Olson Center Executive Director Dr. Dean Bartles officiates at the center’s opening ceremonies
Manufacturing education got a boost last week when the University of New Hampshire officially opened the John Olson Advanced Manufacturing Center near the school’s main campus in Durham, NH.
The 7,500-square-foot center, which has been under development for the past year, was made possible by a $5.3 million grant from Whelen Engineering, a manufacturer of audio and visual warning equipment for the aviation and automotive markets. The center is named after John Olson, a former president of Whelen, who retired after a 40-year run as the head of the company.
At a ribbon cutting ceremony on Friday of last week attended by more than 100 people, including university and state officials, Olson said the center would help address the engineering labor shortage currently impacting manufacturing nationwide.
“We need engineers,” said Olson. “And we need to teach manufacturing. We let all of our manufacturing go offshore, but, little by little, it is coming back.”
Heading the new center as Executive Director is Dr. Dean Bartles, whose more than 30-year career in manufacturing has included executive positions at General Dynamics and as the first head of the Digital Manufacturing Design and Innovation Institute in Chicago. Dr. Bartles is also a member of the Manufacturing Leadership Council’s Board of Governors.
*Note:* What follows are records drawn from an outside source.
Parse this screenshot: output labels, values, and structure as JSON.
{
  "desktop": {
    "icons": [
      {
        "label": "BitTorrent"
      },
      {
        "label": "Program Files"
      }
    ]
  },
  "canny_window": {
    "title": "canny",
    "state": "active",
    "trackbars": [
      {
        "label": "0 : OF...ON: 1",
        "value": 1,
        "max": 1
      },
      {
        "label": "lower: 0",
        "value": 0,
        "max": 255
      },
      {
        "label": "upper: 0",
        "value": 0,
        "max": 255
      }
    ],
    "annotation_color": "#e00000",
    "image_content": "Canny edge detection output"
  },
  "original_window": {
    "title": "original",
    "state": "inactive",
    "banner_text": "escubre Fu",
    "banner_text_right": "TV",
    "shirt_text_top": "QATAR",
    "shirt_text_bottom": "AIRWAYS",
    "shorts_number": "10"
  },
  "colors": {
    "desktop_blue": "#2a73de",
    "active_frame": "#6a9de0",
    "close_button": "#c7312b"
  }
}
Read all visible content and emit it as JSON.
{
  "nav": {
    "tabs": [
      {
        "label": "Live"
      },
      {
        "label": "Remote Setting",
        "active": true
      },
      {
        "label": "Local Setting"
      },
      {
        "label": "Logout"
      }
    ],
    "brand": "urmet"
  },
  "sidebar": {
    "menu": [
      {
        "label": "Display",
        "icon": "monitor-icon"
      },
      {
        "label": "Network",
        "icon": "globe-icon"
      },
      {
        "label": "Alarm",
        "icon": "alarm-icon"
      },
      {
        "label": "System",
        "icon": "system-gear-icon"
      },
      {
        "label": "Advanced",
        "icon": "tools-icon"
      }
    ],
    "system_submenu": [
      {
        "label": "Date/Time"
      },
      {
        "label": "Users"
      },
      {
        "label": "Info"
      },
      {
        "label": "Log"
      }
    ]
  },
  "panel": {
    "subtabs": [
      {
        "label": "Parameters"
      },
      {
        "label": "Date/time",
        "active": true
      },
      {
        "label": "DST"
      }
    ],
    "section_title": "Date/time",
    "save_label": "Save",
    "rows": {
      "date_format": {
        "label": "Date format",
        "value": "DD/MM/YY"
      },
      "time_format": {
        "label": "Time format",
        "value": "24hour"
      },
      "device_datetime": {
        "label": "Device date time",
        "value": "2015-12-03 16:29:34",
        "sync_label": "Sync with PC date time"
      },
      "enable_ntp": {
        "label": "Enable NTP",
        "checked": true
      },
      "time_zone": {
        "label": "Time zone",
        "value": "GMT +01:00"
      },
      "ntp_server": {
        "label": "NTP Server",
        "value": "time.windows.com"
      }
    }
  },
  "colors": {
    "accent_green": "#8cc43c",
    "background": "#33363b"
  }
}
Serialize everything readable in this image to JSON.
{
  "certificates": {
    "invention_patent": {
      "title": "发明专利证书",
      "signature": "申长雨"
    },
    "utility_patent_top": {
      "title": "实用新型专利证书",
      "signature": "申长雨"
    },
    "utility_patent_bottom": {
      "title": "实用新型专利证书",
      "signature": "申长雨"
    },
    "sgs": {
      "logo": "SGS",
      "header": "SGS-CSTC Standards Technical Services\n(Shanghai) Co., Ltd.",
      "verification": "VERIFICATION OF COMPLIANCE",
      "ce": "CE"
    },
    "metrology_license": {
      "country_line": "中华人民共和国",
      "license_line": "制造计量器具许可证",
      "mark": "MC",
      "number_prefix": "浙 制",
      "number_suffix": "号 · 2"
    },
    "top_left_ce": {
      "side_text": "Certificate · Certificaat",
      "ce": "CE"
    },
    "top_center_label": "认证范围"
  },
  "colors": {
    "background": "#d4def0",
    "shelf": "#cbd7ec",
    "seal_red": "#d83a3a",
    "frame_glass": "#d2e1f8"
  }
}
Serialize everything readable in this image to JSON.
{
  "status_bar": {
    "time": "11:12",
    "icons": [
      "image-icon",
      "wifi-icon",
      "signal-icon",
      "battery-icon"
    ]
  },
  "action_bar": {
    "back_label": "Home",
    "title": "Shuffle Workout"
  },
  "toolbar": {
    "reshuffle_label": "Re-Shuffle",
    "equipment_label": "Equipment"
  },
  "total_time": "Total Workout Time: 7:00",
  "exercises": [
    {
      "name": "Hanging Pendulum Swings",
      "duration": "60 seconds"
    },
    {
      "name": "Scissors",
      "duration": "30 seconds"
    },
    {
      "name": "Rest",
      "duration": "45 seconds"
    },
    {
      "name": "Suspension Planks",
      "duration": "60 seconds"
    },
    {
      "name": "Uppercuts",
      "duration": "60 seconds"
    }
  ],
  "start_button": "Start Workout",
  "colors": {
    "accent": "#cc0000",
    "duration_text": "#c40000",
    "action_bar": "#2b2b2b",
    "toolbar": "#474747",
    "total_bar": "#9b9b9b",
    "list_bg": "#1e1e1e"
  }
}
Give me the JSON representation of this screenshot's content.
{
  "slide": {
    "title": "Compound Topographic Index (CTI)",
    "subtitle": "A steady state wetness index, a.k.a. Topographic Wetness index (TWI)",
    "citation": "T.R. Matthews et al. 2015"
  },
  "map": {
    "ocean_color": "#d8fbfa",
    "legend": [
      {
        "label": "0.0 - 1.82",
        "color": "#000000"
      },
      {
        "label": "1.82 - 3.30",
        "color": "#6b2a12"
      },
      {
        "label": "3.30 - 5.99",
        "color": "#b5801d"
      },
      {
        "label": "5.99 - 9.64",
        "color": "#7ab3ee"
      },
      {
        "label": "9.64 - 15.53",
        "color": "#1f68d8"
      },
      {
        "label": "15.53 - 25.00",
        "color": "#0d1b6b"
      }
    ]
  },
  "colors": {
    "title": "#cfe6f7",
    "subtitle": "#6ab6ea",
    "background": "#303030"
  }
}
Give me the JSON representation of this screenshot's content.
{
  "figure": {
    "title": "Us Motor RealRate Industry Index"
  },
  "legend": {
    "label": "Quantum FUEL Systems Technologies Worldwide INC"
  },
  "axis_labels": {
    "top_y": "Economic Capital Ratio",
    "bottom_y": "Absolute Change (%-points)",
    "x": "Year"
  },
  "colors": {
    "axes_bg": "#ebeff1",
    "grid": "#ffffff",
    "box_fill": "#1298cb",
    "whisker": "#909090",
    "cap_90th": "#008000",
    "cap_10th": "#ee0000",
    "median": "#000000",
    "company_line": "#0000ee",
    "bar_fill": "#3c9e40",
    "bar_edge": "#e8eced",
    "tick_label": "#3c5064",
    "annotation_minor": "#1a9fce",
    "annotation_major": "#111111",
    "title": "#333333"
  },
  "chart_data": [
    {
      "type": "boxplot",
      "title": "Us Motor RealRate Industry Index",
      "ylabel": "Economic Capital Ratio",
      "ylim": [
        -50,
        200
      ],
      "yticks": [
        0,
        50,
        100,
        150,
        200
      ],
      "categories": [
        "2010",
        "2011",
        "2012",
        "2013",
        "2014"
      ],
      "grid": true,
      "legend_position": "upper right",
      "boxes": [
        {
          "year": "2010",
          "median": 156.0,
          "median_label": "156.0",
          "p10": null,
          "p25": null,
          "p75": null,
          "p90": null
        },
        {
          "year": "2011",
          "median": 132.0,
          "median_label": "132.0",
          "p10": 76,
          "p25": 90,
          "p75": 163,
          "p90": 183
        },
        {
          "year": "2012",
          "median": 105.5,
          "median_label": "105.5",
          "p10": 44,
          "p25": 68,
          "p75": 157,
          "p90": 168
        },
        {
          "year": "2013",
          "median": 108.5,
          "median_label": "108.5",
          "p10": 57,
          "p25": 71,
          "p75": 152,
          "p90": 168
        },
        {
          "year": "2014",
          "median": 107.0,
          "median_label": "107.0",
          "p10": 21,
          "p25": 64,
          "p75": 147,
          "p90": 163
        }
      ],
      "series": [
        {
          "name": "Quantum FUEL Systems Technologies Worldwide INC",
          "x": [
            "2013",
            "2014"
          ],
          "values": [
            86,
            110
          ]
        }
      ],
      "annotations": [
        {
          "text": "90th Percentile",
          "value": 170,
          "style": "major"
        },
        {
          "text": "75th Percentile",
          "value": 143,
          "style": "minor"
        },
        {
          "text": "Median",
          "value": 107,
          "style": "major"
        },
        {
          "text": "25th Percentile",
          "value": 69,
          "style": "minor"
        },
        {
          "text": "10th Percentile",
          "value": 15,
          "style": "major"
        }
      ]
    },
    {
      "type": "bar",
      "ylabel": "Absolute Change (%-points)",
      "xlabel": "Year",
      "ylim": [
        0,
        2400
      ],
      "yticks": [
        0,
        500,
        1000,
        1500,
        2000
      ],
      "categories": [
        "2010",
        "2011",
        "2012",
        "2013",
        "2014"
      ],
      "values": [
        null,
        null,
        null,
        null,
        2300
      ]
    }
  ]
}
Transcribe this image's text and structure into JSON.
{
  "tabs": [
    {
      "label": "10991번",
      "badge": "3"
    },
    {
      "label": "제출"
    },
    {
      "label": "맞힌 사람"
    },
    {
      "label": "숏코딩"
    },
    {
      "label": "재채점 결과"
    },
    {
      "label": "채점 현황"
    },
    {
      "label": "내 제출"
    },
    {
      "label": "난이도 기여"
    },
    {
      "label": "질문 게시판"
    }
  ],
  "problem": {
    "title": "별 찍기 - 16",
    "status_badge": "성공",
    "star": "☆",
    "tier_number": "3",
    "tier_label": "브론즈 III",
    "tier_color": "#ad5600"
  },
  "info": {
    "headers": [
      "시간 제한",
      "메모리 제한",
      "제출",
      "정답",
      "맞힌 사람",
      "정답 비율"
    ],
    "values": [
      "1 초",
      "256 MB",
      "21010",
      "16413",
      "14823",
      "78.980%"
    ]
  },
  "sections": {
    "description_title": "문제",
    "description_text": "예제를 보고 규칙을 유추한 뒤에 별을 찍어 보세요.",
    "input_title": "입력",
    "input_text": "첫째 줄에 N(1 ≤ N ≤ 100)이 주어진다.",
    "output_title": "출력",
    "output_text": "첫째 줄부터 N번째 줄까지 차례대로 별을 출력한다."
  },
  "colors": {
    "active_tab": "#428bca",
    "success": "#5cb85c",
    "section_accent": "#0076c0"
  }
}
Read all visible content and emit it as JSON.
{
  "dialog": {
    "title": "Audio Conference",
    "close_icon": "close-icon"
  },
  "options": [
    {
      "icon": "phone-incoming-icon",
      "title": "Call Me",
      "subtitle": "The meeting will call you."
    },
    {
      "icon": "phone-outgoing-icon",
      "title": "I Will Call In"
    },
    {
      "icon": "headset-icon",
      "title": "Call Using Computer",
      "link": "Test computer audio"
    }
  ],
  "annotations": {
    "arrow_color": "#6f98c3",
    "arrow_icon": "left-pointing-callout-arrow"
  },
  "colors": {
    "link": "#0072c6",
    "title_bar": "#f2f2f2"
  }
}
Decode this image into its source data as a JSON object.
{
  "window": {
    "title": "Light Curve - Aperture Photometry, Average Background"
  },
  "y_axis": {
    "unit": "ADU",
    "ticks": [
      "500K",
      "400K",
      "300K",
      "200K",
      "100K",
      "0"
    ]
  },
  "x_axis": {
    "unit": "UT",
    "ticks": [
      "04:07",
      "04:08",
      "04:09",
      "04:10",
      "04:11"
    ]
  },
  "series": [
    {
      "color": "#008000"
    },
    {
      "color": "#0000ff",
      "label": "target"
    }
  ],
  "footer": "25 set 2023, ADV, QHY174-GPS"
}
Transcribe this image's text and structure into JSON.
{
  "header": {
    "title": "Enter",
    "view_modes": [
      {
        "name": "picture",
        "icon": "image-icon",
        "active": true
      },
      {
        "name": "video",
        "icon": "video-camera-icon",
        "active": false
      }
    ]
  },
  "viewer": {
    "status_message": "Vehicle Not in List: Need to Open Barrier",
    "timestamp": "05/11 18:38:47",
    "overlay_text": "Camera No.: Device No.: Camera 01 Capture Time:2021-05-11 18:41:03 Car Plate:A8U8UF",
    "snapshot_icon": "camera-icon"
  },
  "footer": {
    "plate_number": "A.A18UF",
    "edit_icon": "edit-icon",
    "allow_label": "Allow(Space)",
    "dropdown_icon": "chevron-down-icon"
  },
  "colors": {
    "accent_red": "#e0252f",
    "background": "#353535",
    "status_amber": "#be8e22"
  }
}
Dr. Bartles said the Olson Center will have three areas of focus: student engagement, outreach to industry, and research.
“This is a great opportunity to educate the next-generation workforce”, he said in opening remarks.
The new center’s mission is to provide “hands-on, interdisciplinary learning opportunities in a factory environment and collaborate with industry to modernize traditional manufacturing technologies; advance and create new high-efficiency, state-of-the-art materials and technologies; address the skills gap in U.S. manufacturing; and serve as a conduit for students and industry to the next generation of manufacturing technologies.”
Key technologies the center will focus on include high precision machining, light materials, flexible electronics, and others associated with Industry 4.0.